If you’re not sure what virtual computing or cloud computing is, here is a good explanation from Lee Gomes at Forbes.
“It used to be that something virtual wasn’t real. And that clouds were just that–those puffy things in the sky. Today we have the tech industry terms “virtual computing” and “cloud computing,” which often get mixed up. Fortunately, there’s an easy way to tell them apart, and it involves hearkening back to the age-old distinction between hardware and software. When you’re talking about virtual computing, you’re invariably talking about hardware; specifically, making PC-style hardware available to users in a new way. A new layer of software, typically running in a far-off data center, tricks users into thinking they are using a desktop PC like before.
Cloud computing, by contrast, usually refers to the sorts of software that run once a computer gets turned on. The “cloud” indicates that the software is hosted in a data center, not sitting on your desktop.
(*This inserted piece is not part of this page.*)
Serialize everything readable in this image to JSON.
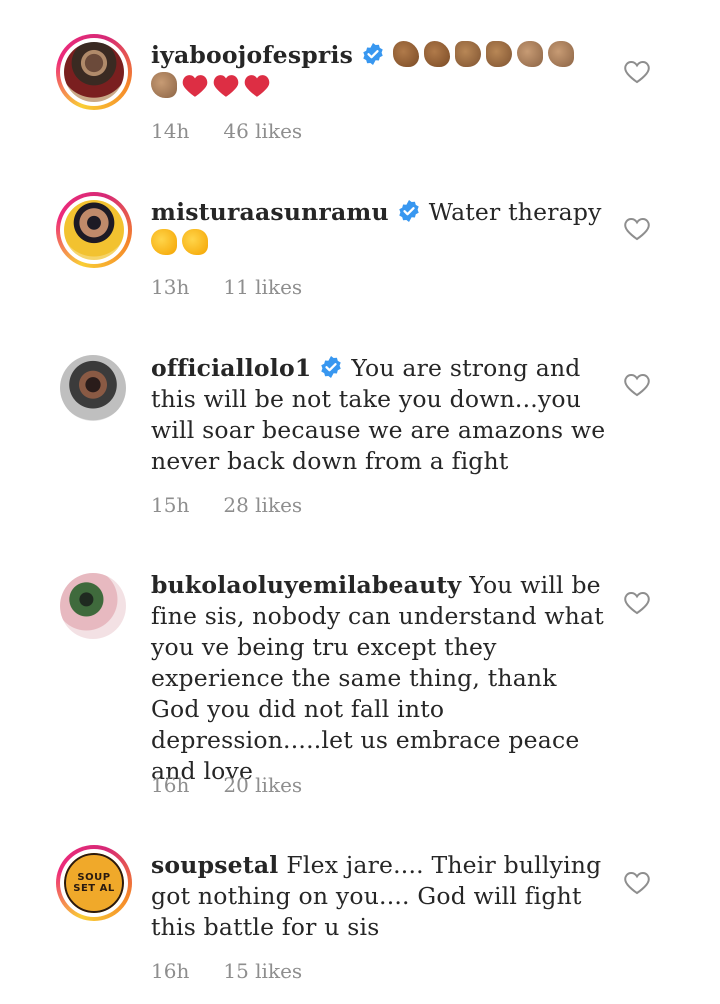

If you use Google Docs instead of Microsoft Office for your word processing or spreadsheets, that’s cloud computing. You can mix and match these two approaches, undertaking cloud computing on a nonvirtual, traditional PC. And the opposite: You can use traditional, Office-style programs on a virtual PC.”